[How to complete this task]:
Without copying any picture, return all lines below exactly.

[Input data]:
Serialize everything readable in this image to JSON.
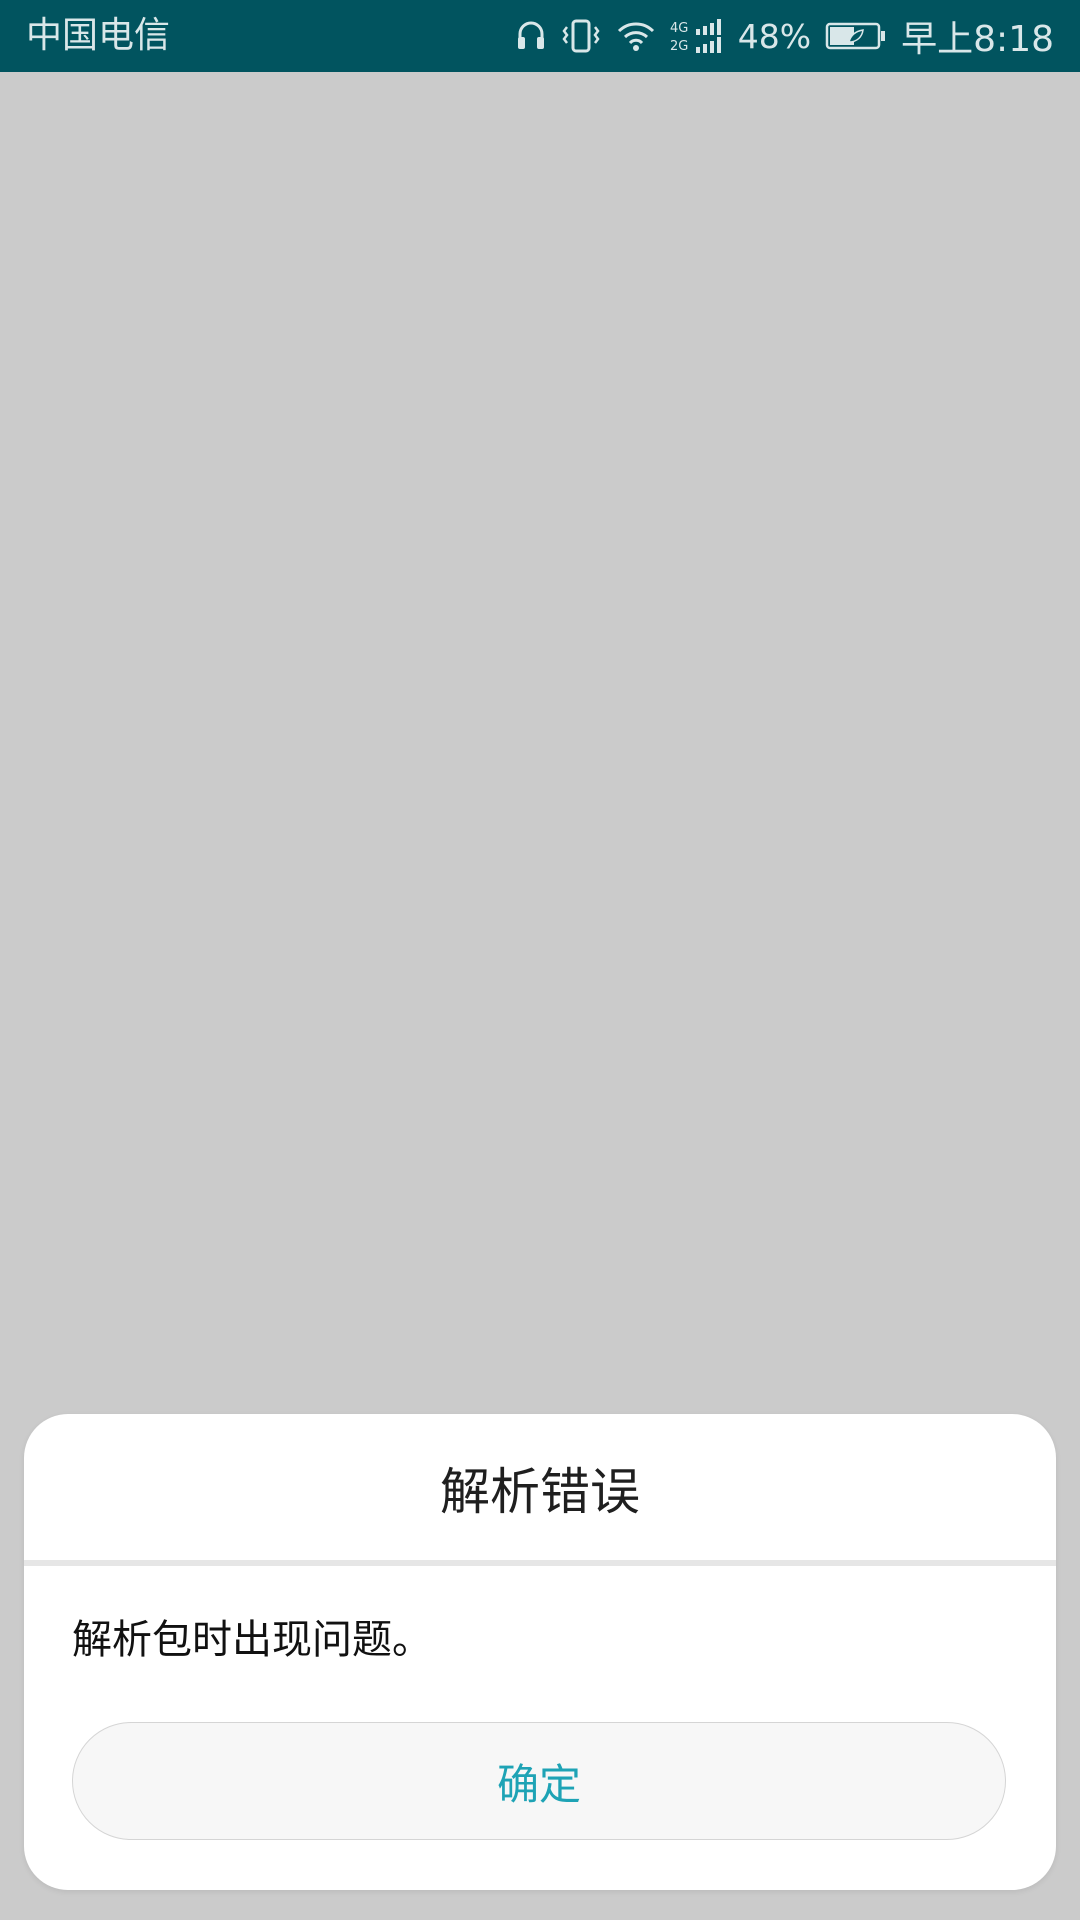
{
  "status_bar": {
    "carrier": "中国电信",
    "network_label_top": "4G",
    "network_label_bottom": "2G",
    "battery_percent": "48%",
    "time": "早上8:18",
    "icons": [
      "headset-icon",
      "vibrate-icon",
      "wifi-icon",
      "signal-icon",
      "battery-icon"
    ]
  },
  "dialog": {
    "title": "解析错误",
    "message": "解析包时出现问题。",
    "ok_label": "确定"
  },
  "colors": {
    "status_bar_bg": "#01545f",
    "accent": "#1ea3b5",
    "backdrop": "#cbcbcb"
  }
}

[Output for this task]:
Serialize everything readable in this image to JSON.
{
  "status_bar": {
    "carrier": "中国电信",
    "network_label_top": "4G",
    "network_label_bottom": "2G",
    "battery_percent": "48%",
    "time": "早上8:18",
    "icons": [
      "headset-icon",
      "vibrate-icon",
      "wifi-icon",
      "signal-icon",
      "battery-icon"
    ]
  },
  "dialog": {
    "title": "解析错误",
    "message": "解析包时出现问题。",
    "ok_label": "确定"
  },
  "colors": {
    "status_bar_bg": "#01545f",
    "accent": "#1ea3b5",
    "backdrop": "#cbcbcb"
  }
}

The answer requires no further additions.